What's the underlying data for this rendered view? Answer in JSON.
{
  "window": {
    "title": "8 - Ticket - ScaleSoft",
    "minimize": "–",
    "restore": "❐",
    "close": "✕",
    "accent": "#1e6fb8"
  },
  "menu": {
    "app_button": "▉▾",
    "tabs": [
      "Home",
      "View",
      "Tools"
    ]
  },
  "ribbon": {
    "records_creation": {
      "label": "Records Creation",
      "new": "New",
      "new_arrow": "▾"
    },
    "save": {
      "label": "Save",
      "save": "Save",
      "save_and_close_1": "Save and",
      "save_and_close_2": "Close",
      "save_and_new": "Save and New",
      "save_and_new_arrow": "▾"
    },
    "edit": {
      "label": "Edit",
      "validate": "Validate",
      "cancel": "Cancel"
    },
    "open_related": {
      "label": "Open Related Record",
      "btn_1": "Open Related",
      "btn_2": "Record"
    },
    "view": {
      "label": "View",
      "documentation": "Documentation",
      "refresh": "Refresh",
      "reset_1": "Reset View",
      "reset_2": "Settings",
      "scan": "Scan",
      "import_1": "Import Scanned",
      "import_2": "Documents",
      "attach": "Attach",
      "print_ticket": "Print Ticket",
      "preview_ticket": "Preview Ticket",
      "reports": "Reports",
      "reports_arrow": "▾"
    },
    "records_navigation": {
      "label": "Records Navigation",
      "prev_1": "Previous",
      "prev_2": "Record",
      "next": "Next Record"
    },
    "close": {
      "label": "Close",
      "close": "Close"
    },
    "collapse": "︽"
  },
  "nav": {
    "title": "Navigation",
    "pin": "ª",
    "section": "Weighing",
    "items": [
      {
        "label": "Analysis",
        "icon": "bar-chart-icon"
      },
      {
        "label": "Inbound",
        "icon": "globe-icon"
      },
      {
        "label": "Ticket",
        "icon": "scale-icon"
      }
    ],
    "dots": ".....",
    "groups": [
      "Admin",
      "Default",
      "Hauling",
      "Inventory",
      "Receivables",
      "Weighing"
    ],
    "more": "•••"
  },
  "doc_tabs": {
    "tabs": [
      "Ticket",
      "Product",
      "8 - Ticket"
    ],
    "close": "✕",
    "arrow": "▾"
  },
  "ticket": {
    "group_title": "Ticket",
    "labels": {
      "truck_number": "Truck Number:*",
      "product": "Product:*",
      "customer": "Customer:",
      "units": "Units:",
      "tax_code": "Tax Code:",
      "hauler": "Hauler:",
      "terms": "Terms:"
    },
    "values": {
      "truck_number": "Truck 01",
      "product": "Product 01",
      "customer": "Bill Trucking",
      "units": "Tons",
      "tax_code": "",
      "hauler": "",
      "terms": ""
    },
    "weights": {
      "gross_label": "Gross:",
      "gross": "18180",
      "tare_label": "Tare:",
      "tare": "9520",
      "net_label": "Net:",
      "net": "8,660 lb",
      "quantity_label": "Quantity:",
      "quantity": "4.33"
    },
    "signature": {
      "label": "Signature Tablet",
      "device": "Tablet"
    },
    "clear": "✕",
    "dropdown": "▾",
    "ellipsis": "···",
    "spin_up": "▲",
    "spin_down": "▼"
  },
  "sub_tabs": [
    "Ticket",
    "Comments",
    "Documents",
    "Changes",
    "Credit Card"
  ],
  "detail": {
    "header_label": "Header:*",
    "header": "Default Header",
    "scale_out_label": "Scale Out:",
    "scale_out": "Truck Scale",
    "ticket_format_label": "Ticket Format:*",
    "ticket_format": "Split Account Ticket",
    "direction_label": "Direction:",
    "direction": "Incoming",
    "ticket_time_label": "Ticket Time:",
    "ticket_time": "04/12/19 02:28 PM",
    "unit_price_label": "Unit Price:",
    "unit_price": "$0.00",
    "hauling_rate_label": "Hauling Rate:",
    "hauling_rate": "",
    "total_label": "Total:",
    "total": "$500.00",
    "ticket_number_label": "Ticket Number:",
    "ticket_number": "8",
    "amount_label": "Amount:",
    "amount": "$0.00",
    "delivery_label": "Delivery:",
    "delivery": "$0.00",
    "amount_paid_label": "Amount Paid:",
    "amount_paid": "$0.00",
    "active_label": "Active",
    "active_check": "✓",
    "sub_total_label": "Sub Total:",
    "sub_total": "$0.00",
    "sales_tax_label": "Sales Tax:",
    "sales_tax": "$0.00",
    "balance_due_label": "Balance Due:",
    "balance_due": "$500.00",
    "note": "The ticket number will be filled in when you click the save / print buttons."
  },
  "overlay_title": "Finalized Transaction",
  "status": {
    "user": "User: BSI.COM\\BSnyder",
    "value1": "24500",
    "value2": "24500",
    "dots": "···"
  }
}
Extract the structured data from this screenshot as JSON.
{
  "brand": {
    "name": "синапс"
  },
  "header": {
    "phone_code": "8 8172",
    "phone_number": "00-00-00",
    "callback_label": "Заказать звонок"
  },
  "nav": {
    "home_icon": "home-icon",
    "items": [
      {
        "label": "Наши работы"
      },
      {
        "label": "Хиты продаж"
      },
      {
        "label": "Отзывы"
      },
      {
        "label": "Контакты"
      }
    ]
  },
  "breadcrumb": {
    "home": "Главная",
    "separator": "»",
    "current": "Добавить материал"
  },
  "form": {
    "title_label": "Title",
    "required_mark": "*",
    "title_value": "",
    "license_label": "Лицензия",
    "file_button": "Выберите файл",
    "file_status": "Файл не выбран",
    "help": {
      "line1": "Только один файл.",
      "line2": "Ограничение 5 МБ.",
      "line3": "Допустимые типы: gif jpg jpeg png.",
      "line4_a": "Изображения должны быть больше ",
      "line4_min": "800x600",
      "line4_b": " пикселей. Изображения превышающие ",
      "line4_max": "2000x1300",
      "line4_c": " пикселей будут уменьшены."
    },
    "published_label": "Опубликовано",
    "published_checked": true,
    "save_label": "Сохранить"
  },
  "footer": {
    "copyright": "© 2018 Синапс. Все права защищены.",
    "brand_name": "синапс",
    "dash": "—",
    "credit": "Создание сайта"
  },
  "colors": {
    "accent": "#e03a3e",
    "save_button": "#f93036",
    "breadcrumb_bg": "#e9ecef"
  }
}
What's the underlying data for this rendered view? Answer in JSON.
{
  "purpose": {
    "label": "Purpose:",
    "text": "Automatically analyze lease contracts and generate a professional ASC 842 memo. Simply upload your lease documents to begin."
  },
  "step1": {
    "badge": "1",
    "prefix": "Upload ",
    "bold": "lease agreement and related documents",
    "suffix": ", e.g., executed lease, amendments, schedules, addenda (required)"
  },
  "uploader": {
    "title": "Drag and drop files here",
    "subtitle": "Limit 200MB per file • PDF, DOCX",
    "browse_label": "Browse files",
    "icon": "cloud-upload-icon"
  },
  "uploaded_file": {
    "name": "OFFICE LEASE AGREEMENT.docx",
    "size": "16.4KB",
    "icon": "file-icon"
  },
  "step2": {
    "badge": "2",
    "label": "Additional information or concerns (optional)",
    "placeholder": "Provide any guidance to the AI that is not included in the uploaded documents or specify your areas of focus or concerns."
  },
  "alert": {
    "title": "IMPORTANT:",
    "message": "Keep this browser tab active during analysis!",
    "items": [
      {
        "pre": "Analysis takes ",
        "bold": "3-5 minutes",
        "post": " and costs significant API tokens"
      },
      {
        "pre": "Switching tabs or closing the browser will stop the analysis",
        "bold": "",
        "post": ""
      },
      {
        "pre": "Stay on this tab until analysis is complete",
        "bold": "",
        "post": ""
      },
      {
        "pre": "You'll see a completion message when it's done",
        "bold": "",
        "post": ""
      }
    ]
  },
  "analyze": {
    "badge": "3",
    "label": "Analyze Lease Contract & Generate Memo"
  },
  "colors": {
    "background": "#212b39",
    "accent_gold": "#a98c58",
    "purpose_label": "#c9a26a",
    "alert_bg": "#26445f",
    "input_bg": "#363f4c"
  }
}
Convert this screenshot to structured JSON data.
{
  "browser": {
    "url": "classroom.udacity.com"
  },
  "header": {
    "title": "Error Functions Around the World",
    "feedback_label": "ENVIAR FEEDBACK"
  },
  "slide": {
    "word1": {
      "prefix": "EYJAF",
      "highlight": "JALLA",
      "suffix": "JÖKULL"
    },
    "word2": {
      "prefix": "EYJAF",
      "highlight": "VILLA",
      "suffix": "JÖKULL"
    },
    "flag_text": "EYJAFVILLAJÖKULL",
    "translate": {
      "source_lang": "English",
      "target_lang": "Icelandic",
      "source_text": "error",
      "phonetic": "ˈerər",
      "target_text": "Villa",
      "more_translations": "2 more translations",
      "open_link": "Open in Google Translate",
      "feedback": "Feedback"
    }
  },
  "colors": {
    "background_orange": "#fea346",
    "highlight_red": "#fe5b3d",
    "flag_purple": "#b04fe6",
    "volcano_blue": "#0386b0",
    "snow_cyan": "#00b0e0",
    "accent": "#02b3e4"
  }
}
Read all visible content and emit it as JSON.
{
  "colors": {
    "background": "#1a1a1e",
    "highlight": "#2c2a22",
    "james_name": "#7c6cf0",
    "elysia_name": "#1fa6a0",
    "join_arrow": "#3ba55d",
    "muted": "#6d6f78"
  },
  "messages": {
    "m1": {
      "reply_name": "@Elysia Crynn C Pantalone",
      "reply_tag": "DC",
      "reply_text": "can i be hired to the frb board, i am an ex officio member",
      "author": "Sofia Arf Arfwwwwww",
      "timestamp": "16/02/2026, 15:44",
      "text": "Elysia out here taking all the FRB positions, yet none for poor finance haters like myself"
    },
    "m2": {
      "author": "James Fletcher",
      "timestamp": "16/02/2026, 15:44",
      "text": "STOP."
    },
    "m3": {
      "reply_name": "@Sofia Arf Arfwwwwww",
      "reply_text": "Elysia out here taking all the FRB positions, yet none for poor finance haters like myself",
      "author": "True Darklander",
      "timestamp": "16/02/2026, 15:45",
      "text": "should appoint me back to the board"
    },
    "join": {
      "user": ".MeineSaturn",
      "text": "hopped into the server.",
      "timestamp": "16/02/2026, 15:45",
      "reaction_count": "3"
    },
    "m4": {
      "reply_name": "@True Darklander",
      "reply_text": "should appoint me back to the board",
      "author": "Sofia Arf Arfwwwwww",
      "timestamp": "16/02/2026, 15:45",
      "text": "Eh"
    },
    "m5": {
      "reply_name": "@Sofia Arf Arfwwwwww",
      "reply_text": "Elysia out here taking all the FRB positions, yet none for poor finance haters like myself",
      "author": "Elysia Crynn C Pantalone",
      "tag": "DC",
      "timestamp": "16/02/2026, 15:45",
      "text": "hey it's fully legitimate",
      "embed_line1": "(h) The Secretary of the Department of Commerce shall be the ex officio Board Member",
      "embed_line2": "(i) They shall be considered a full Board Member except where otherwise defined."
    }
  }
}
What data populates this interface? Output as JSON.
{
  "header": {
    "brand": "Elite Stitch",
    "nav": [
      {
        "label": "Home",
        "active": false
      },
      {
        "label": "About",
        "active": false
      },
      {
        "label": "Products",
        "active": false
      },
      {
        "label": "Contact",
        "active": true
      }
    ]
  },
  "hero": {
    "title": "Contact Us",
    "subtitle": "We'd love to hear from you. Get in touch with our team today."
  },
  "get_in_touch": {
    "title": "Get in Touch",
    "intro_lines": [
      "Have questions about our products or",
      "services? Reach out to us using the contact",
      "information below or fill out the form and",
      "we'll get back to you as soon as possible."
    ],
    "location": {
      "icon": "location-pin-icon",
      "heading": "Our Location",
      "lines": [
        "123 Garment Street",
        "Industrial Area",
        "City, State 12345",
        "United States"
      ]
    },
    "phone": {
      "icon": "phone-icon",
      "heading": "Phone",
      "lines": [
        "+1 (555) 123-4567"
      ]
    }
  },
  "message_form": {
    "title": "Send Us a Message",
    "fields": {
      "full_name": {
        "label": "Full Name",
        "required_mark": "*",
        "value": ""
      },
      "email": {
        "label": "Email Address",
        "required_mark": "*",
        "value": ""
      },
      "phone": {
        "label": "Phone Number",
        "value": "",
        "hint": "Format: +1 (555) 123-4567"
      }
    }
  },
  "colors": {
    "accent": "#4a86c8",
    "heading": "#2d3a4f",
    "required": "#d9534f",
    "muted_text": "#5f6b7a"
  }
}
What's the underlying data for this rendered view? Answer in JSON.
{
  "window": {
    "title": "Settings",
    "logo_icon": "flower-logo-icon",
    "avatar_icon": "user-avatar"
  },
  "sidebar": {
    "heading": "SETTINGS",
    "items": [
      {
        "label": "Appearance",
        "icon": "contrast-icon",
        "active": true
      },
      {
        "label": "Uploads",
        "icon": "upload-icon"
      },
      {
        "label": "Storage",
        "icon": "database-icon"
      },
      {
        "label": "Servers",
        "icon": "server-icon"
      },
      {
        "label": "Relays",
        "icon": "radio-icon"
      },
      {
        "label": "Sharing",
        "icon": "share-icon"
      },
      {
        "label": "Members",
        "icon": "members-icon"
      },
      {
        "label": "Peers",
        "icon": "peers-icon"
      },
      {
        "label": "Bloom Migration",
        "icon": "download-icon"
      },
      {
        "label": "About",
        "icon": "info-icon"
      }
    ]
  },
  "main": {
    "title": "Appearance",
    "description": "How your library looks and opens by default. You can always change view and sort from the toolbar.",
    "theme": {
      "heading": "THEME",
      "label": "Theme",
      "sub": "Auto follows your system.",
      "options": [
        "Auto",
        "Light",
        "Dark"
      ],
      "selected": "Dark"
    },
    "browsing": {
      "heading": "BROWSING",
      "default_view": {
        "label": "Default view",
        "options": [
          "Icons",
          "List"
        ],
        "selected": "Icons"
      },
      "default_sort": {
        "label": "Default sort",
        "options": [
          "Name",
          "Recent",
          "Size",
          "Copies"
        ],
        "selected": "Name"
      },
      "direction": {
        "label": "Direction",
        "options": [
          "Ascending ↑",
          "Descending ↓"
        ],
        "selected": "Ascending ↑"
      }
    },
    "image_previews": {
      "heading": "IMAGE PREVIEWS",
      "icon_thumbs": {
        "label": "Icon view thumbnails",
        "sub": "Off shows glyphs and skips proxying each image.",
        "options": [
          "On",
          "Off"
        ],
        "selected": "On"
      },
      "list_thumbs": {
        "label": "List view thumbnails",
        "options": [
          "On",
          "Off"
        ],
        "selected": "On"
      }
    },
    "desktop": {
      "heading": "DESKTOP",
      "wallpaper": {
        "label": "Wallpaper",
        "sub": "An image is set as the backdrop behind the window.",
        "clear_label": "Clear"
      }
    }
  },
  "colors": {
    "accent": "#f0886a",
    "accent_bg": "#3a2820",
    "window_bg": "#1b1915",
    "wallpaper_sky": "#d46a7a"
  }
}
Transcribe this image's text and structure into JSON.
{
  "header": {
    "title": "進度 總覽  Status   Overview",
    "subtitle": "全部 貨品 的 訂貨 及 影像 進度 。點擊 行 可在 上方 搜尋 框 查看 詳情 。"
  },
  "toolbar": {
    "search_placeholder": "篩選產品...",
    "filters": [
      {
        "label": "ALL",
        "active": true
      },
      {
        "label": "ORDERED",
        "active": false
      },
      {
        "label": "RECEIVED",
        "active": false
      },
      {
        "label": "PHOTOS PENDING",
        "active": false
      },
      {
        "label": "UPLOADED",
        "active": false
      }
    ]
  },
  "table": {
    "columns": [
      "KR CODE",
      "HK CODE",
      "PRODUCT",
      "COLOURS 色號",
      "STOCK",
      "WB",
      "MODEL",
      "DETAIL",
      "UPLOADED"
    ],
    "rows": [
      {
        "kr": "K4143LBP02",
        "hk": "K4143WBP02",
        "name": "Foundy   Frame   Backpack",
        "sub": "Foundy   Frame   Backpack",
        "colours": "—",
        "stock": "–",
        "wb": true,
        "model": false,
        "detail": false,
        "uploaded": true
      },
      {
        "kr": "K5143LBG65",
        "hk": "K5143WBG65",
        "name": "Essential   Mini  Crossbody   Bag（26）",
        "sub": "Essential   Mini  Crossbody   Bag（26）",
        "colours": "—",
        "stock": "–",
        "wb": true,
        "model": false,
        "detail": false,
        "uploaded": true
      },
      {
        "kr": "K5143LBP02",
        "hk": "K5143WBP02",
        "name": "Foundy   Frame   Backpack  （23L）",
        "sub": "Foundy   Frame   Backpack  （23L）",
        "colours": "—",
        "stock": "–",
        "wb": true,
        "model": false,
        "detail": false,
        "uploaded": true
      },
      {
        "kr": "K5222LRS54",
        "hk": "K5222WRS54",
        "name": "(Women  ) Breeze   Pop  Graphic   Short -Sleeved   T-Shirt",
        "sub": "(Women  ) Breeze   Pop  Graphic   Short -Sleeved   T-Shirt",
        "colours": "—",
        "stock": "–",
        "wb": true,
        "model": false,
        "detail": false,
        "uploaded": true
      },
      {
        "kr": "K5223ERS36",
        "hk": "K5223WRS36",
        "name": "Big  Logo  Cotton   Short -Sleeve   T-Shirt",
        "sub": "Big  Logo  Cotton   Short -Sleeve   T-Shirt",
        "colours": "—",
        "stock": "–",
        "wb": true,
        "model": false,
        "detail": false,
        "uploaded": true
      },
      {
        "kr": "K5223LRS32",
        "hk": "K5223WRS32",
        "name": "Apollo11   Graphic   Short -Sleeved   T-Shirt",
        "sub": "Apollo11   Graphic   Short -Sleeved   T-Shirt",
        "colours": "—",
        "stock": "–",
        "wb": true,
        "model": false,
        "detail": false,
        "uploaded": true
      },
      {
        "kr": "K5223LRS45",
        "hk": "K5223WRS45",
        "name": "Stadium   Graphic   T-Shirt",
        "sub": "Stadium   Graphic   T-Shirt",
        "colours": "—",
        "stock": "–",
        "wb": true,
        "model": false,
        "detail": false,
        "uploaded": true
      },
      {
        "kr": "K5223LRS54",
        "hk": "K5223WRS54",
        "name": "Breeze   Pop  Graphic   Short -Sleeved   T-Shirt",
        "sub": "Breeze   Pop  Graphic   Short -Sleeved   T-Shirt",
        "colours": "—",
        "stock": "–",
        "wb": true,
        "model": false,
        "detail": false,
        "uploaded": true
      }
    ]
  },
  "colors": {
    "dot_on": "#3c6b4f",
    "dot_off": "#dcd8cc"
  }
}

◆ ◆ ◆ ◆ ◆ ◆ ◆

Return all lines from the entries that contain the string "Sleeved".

        "name": "(Women  ) Breeze   Pop  Graphic   Short -Sleeved   T-Shirt",
        "sub": "(Women  ) Breeze   Pop  Graphic   Short -Sleeved   T-Shirt",
        "name": "Apollo11   Graphic   Short -Sleeved   T-Shirt",
        "sub": "Apollo11   Graphic   Short -Sleeved   T-Shirt",
        "name": "Breeze   Pop  Graphic   Short -Sleeved   T-Shirt",
        "sub": "Breeze   Pop  Graphic   Short -Sleeved   T-Shirt",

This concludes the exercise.